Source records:
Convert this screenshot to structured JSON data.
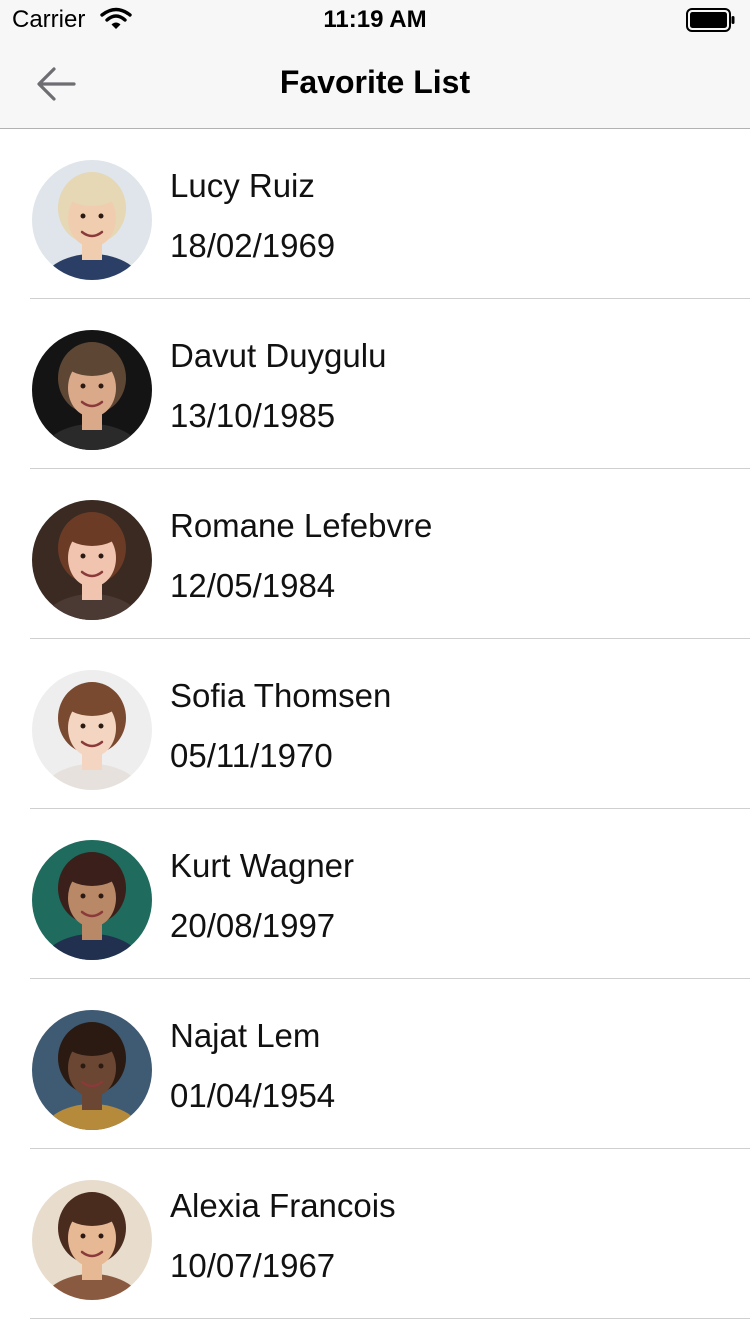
{
  "status_bar": {
    "carrier": "Carrier",
    "time": "11:19 AM"
  },
  "nav": {
    "title": "Favorite List",
    "back_icon": "arrow-left-icon"
  },
  "contacts": [
    {
      "name": "Lucy Ruiz",
      "date": "18/02/1969",
      "bg": "#dfe5ea",
      "skin": "#f1cdb0",
      "hair": "#e6d7b5",
      "shirt": "#2b3f66"
    },
    {
      "name": "Davut Duygulu",
      "date": "13/10/1985",
      "bg": "#141414",
      "skin": "#d9a98a",
      "hair": "#5e4634",
      "shirt": "#2a2a2a"
    },
    {
      "name": "Romane Lefebvre",
      "date": "12/05/1984",
      "bg": "#3a2a22",
      "skin": "#f0c4ae",
      "hair": "#6b3b26",
      "shirt": "#4a3a33"
    },
    {
      "name": "Sofia Thomsen",
      "date": "05/11/1970",
      "bg": "#eeeeee",
      "skin": "#f4d5c2",
      "hair": "#7a4a30",
      "shirt": "#e6e1dc"
    },
    {
      "name": "Kurt Wagner",
      "date": "20/08/1997",
      "bg": "#1f6b5e",
      "skin": "#b98866",
      "hair": "#3a1f1a",
      "shirt": "#223050"
    },
    {
      "name": "Najat Lem",
      "date": "01/04/1954",
      "bg": "#3f5a73",
      "skin": "#6b4632",
      "hair": "#2a1a12",
      "shirt": "#b58a3a"
    },
    {
      "name": "Alexia Francois",
      "date": "10/07/1967",
      "bg": "#e8dccd",
      "skin": "#e7b894",
      "hair": "#4a2c1e",
      "shirt": "#8a5a40"
    }
  ]
}
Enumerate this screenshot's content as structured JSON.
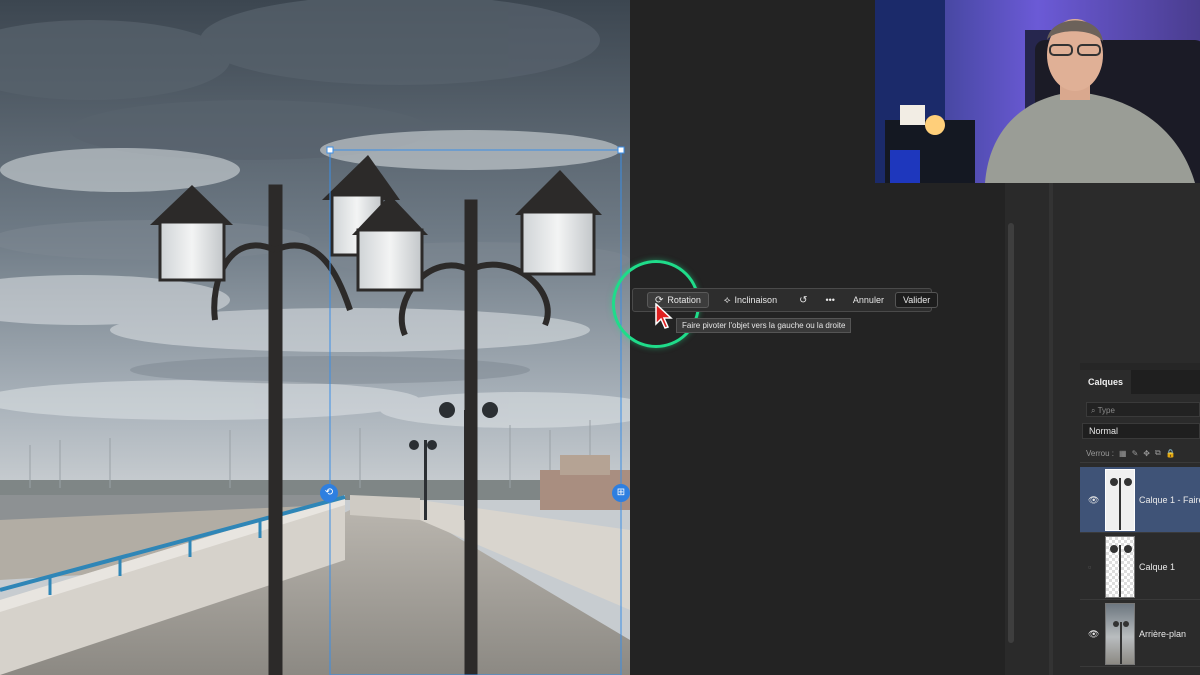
{
  "taskbar": {
    "rotation_label": "Rotation",
    "inclinaison_label": "Inclinaison",
    "more_label": "•••",
    "annuler_label": "Annuler",
    "valider_label": "Valider",
    "tooltip": "Faire pivoter l'objet vers la gauche ou la droite"
  },
  "layers_panel": {
    "tab_label": "Calques",
    "search_placeholder": "Type",
    "blend_mode": "Normal",
    "lock_label": "Verrou :",
    "layers": [
      {
        "name": "Calque 1 - Faire",
        "visible": true,
        "selected": true
      },
      {
        "name": "Calque 1",
        "visible": false,
        "selected": false
      },
      {
        "name": "Arrière-plan",
        "visible": true,
        "selected": false
      }
    ]
  },
  "colors": {
    "accent_ring": "#1fdc8a",
    "selected_layer": "#3f5377",
    "transform_box": "#3a8ee6"
  }
}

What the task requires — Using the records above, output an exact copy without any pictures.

Response below —
Convert this screenshot to structured JSON data.
{
  "status_bar": {
    "carrier": "Carrier",
    "time": "11:19 AM"
  },
  "nav": {
    "title": "Favorite List",
    "back_icon": "arrow-left-icon"
  },
  "contacts": [
    {
      "name": "Lucy Ruiz",
      "date": "18/02/1969",
      "bg": "#dfe5ea",
      "skin": "#f1cdb0",
      "hair": "#e6d7b5",
      "shirt": "#2b3f66"
    },
    {
      "name": "Davut Duygulu",
      "date": "13/10/1985",
      "bg": "#141414",
      "skin": "#d9a98a",
      "hair": "#5e4634",
      "shirt": "#2a2a2a"
    },
    {
      "name": "Romane Lefebvre",
      "date": "12/05/1984",
      "bg": "#3a2a22",
      "skin": "#f0c4ae",
      "hair": "#6b3b26",
      "shirt": "#4a3a33"
    },
    {
      "name": "Sofia Thomsen",
      "date": "05/11/1970",
      "bg": "#eeeeee",
      "skin": "#f4d5c2",
      "hair": "#7a4a30",
      "shirt": "#e6e1dc"
    },
    {
      "name": "Kurt Wagner",
      "date": "20/08/1997",
      "bg": "#1f6b5e",
      "skin": "#b98866",
      "hair": "#3a1f1a",
      "shirt": "#223050"
    },
    {
      "name": "Najat Lem",
      "date": "01/04/1954",
      "bg": "#3f5a73",
      "skin": "#6b4632",
      "hair": "#2a1a12",
      "shirt": "#b58a3a"
    },
    {
      "name": "Alexia Francois",
      "date": "10/07/1967",
      "bg": "#e8dccd",
      "skin": "#e7b894",
      "hair": "#4a2c1e",
      "shirt": "#8a5a40"
    }
  ]
}
Enumerate this screenshot's content as structured JSON.
{
  "taskbar": {
    "rotation_label": "Rotation",
    "inclinaison_label": "Inclinaison",
    "more_label": "•••",
    "annuler_label": "Annuler",
    "valider_label": "Valider",
    "tooltip": "Faire pivoter l'objet vers la gauche ou la droite"
  },
  "layers_panel": {
    "tab_label": "Calques",
    "search_placeholder": "Type",
    "blend_mode": "Normal",
    "lock_label": "Verrou :",
    "layers": [
      {
        "name": "Calque 1 - Faire",
        "visible": true,
        "selected": true
      },
      {
        "name": "Calque 1",
        "visible": false,
        "selected": false
      },
      {
        "name": "Arrière-plan",
        "visible": true,
        "selected": false
      }
    ]
  },
  "colors": {
    "accent_ring": "#1fdc8a",
    "selected_layer": "#3f5377",
    "transform_box": "#3a8ee6"
  }
}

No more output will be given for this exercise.